TASK ITEM:
Give the number of lines below that hold "JSON", and only that.

DATA IN THIS EXERCISE:
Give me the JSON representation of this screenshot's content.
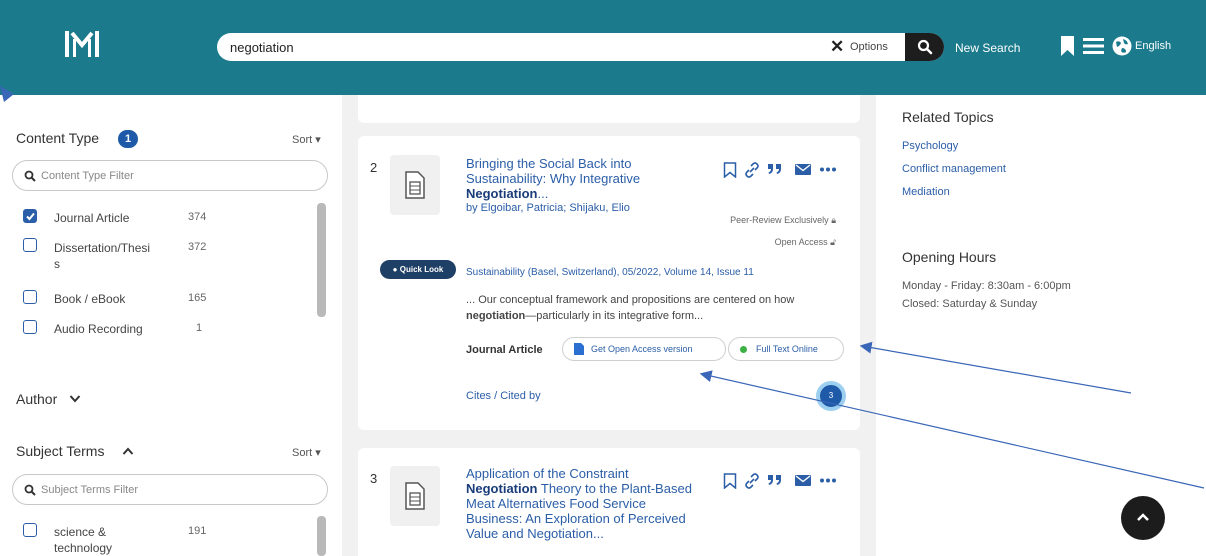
{
  "header": {
    "search_query": "negotiation",
    "clear_icon": "close-icon",
    "options_label": "Options",
    "new_search_label": "New Search",
    "language_label": "English",
    "colors": {
      "header_bg": "#1b7a8c",
      "link": "#2b5ea7",
      "badge": "#1e5aa8"
    }
  },
  "sidebar": {
    "content_type": {
      "title": "Content Type",
      "badge": "1",
      "sort_label": "Sort",
      "filter_placeholder": "Content Type Filter",
      "items": [
        {
          "label": "Journal Article",
          "count": "374",
          "checked": true
        },
        {
          "label": "Dissertation/Thesi",
          "label2": "s",
          "count": "372",
          "checked": false
        },
        {
          "label": "Book / eBook",
          "count": "165",
          "checked": false
        },
        {
          "label": "Audio Recording",
          "count": "1",
          "checked": false
        }
      ]
    },
    "author": {
      "title": "Author"
    },
    "subject_terms": {
      "title": "Subject Terms",
      "sort_label": "Sort",
      "filter_placeholder": "Subject Terms Filter",
      "items": [
        {
          "label": "science &",
          "label2": "technology",
          "count": "191",
          "checked": false
        }
      ]
    }
  },
  "results": [
    {
      "number": "2",
      "title_pre": "Bringing the Social Back into Sustainability: Why Integrative",
      "title_bold": "Negotiation",
      "title_post": "...",
      "authors": "by Elgoibar, Patricia; Shijaku, Elio",
      "peer_review": "Peer-Review Exclusively",
      "open_access": "Open Access",
      "quick_look": "Quick Look",
      "source": "Sustainability (Basel, Switzerland), 05/2022, Volume 14, Issue 11",
      "snippet_pre": "... Our conceptual framework and propositions are centered on how",
      "snippet_bold": "negotiation",
      "snippet_post": "—particularly in its integrative form...",
      "doc_type": "Journal Article",
      "oa_button": "Get Open Access version",
      "fulltext_button": "Full Text Online",
      "cites": "Cites / Cited by",
      "ring_badge": "3"
    },
    {
      "number": "3",
      "title_pre": "Application of the Constraint",
      "title_bold": "Negotiation",
      "title_post": "Theory to the Plant-Based Meat Alternatives Food Service Business: An Exploration of Perceived Value and Negotiation..."
    }
  ],
  "right_panel": {
    "related_title": "Related Topics",
    "topics": [
      "Psychology",
      "Conflict management",
      "Mediation"
    ],
    "hours_title": "Opening Hours",
    "hours": [
      "Monday - Friday: 8:30am - 6:00pm",
      "Closed: Saturday & Sunday"
    ]
  }
}
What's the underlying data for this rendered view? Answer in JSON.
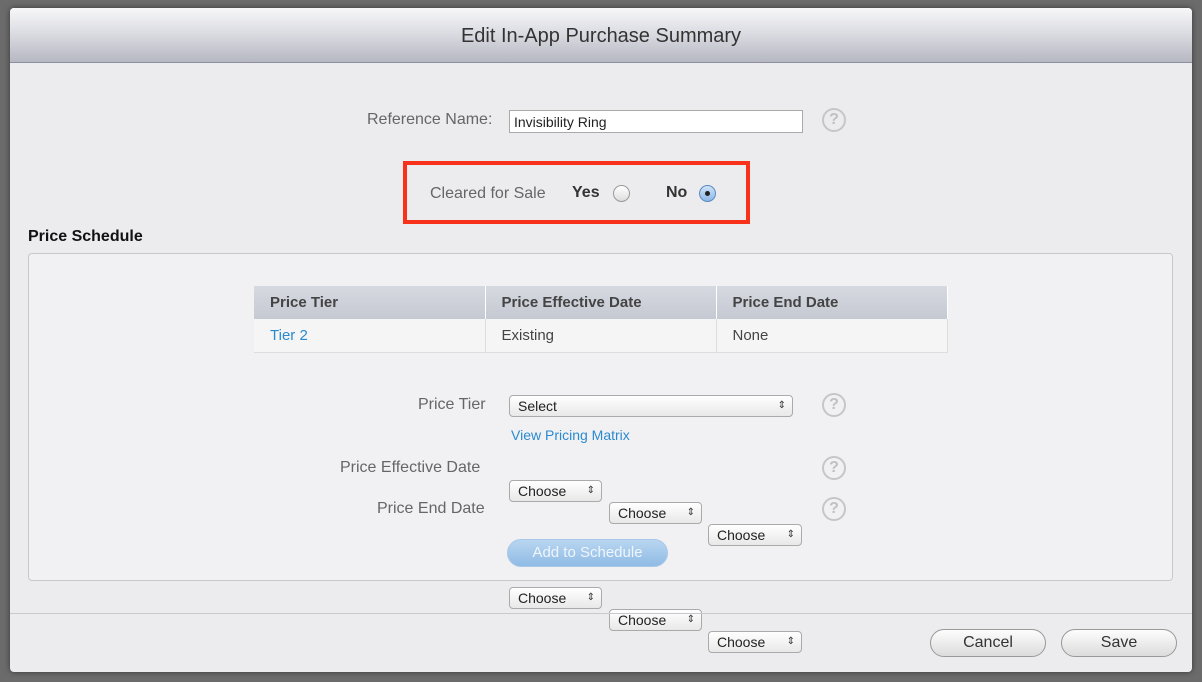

SOLUTION TO THE PROBLEM:
2